■ The data:
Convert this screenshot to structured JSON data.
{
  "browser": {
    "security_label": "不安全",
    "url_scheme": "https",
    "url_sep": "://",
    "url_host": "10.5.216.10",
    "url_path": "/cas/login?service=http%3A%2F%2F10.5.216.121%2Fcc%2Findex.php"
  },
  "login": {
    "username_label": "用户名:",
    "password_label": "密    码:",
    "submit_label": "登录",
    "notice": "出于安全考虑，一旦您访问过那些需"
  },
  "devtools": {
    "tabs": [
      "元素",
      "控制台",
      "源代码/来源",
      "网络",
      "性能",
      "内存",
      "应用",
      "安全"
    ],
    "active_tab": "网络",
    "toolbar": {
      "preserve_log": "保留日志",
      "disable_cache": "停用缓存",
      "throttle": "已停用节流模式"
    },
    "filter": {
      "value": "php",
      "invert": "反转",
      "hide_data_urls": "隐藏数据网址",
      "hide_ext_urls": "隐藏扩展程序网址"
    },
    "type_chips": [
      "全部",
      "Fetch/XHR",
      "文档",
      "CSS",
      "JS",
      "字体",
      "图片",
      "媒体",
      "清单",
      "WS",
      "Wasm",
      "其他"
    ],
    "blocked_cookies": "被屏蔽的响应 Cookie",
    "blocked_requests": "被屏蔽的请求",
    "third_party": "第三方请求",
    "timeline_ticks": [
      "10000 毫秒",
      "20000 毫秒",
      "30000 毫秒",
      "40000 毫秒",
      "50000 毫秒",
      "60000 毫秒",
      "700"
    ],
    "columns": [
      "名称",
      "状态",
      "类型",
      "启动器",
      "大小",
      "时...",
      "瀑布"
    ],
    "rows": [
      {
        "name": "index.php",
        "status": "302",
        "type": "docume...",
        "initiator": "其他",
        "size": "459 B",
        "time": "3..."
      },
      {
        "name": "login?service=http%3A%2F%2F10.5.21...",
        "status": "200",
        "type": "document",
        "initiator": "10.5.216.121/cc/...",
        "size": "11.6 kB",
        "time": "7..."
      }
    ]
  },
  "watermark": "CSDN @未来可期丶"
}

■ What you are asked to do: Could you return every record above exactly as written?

■ Completed exercise:
Convert this screenshot to structured JSON data.
{
  "browser": {
    "security_label": "不安全",
    "url_scheme": "https",
    "url_sep": "://",
    "url_host": "10.5.216.10",
    "url_path": "/cas/login?service=http%3A%2F%2F10.5.216.121%2Fcc%2Findex.php"
  },
  "login": {
    "username_label": "用户名:",
    "password_label": "密    码:",
    "submit_label": "登录",
    "notice": "出于安全考虑，一旦您访问过那些需"
  },
  "devtools": {
    "tabs": [
      "元素",
      "控制台",
      "源代码/来源",
      "网络",
      "性能",
      "内存",
      "应用",
      "安全"
    ],
    "active_tab": "网络",
    "toolbar": {
      "preserve_log": "保留日志",
      "disable_cache": "停用缓存",
      "throttle": "已停用节流模式"
    },
    "filter": {
      "value": "php",
      "invert": "反转",
      "hide_data_urls": "隐藏数据网址",
      "hide_ext_urls": "隐藏扩展程序网址"
    },
    "type_chips": [
      "全部",
      "Fetch/XHR",
      "文档",
      "CSS",
      "JS",
      "字体",
      "图片",
      "媒体",
      "清单",
      "WS",
      "Wasm",
      "其他"
    ],
    "blocked_cookies": "被屏蔽的响应 Cookie",
    "blocked_requests": "被屏蔽的请求",
    "third_party": "第三方请求",
    "timeline_ticks": [
      "10000 毫秒",
      "20000 毫秒",
      "30000 毫秒",
      "40000 毫秒",
      "50000 毫秒",
      "60000 毫秒",
      "700"
    ],
    "columns": [
      "名称",
      "状态",
      "类型",
      "启动器",
      "大小",
      "时...",
      "瀑布"
    ],
    "rows": [
      {
        "name": "index.php",
        "status": "302",
        "type": "docume...",
        "initiator": "其他",
        "size": "459 B",
        "time": "3..."
      },
      {
        "name": "login?service=http%3A%2F%2F10.5.21...",
        "status": "200",
        "type": "document",
        "initiator": "10.5.216.121/cc/...",
        "size": "11.6 kB",
        "time": "7..."
      }
    ]
  },
  "watermark": "CSDN @未来可期丶"
}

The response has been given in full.